School can be a pain in the back!

As school bags are dusted off in readiness for the 2014 school year, the Chiropractors’ Association of Australia NT (CAANT) would like to take time this month to warn parents and students about the long term impact of poorly fitted or over loaded backpacks and school bags. As our children grow and have to carry more, there is mounting evidence that shows how much stress, heavy school bags can place on growing spines1.  This repetitive stress can lead to acute and longer spinal related complaints, and the fact is, lugging an overloaded school bag to and from school can have health implications to our children. According to an international study1, daily backpack carrying is a frequent cause of discomfort for school children. School backpacks were felt to be “heavy” by 79.1% of children, to cause fatigue by 65.7% and to cause back pain by 46.1%. My usual advice to minimise the risk, is that students should limit the weight they carry in a school backpack to no more than 15 per cent of their body weight. In the real world that’s around 6-7.5 kilos for a 40-50kg student. This may seem like a difficult prospect, as the weight of a school bag quickly adds up when you throw in a few text books, a pencil case, a lunch box and a water bottle. However lifting a bag that is too heavy can cause immediate strain on the spine and the longer a child carries that load, the more severe the damage can become. Additionally the problem can also be compounded further by factors outside of parental control, like poor posture and the “fashion factor‟, which dictates the latest trendy way for carrying a bag, which is never in line with the inbuilt ergonomic features.

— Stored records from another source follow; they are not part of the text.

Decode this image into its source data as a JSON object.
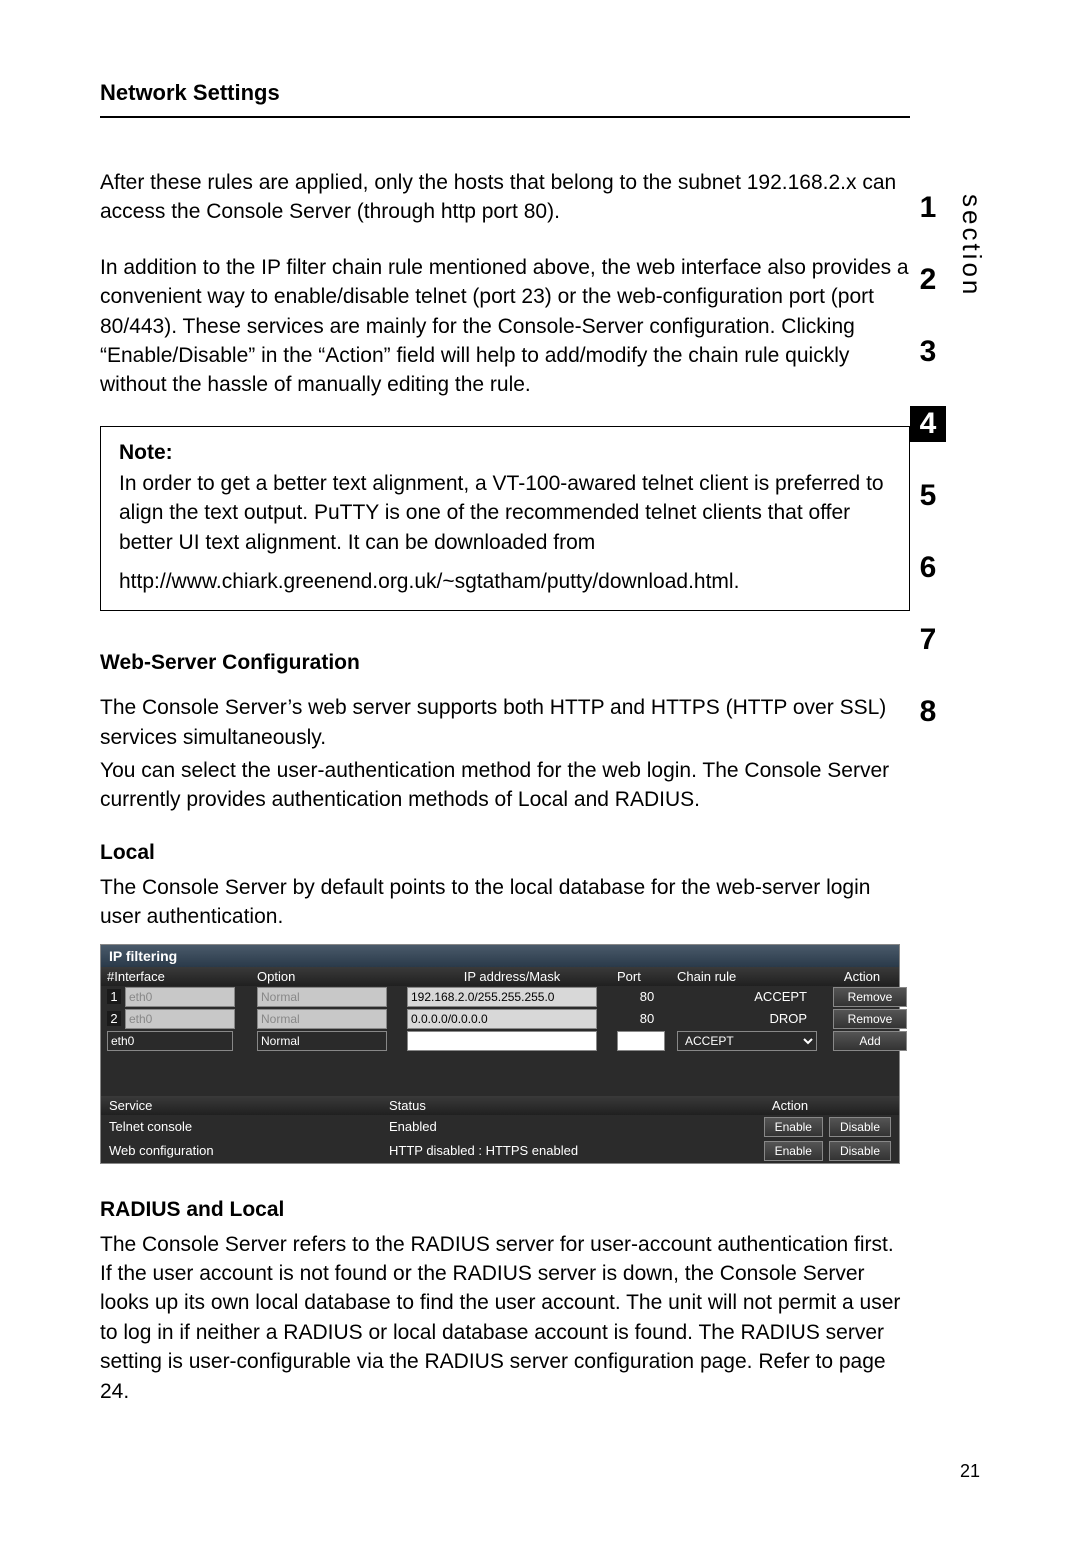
{
  "page_title": "Network Settings",
  "page_number": "21",
  "sidebar": {
    "label": "section",
    "items": [
      "1",
      "2",
      "3",
      "4",
      "5",
      "6",
      "7",
      "8"
    ],
    "active_index": 3
  },
  "paragraphs": {
    "p1": "After these rules are applied, only the hosts that belong to the subnet 192.168.2.x can access the Console Server (through http port 80).",
    "p2": "In addition to the IP filter chain rule mentioned above, the web interface also provides a convenient way to enable/disable telnet (port 23) or the web-configuration port (port 80/443). These services are mainly for the Console-Server configuration. Clicking “Enable/Disable” in the “Action” field will help to add/modify the chain rule quickly without the hassle of manually editing the rule.",
    "web_p1": "The Console Server’s web server supports both HTTP and HTTPS (HTTP over SSL) services simultaneously.",
    "web_p2": "You can select the user-authentication method for the web login. The Console Server currently provides authentication methods of Local and RADIUS.",
    "local_p": "The Console Server by default points to the local database for the web-server login user authentication.",
    "radius_p": "The Console Server refers to the RADIUS server for user-account authentication first. If the user account is not found or the RADIUS server is down, the Console Server looks up its own local database to find the user account. The unit will not permit a user to log in if neither a RADIUS or local database account is found. The RADIUS server setting is user-configurable via the RADIUS server configuration page. Refer to page 24."
  },
  "note": {
    "title": "Note:",
    "body": "In order to get a better text alignment, a VT-100-awared telnet client is preferred to align the text output. PuTTY is one of the recommended telnet clients that offer better UI text alignment. It can be downloaded from",
    "url": "http://www.chiark.greenend.org.uk/~sgtatham/putty/download.html."
  },
  "headings": {
    "webserver": "Web-Server Configuration",
    "local": "Local",
    "radius": "RADIUS and Local"
  },
  "ipfilter": {
    "title": "IP filtering",
    "headers": {
      "iface": "#Interface",
      "option": "Option",
      "ipmask": "IP address/Mask",
      "port": "Port",
      "chain": "Chain rule",
      "action": "Action"
    },
    "rows": [
      {
        "num": "1",
        "iface": "eth0",
        "option": "Normal",
        "ip": "192.168.2.0/255.255.255.0",
        "port": "80",
        "chain": "ACCEPT",
        "btn": "Remove"
      },
      {
        "num": "2",
        "iface": "eth0",
        "option": "Normal",
        "ip": "0.0.0.0/0.0.0.0",
        "port": "80",
        "chain": "DROP",
        "btn": "Remove"
      }
    ],
    "newrow": {
      "iface": "eth0",
      "option": "Normal",
      "ip": "",
      "port": "",
      "chain": "ACCEPT",
      "btn": "Add"
    },
    "services": {
      "headers": {
        "service": "Service",
        "status": "Status",
        "action": "Action"
      },
      "rows": [
        {
          "name": "Telnet console",
          "status": "Enabled",
          "enable": "Enable",
          "disable": "Disable"
        },
        {
          "name": "Web configuration",
          "status": "HTTP disabled : HTTPS enabled",
          "enable": "Enable",
          "disable": "Disable"
        }
      ]
    }
  }
}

However a little extra parental thought on how to trim some weight in your child’s school bag will go a long way in reducing this impact. Even if you’re considering a wheeled trolley bag, new research comparing backpack and trolley usage amongst six to eight year olds found that the trolley group was characterised by spinal rotation, which could add extra stress to growing backs. Not to mention the fact that students may have to pull the bag over rough ground or grassy areas as well as lift it up stairs and on and off public transport. School is a challenging time for our children, so [...]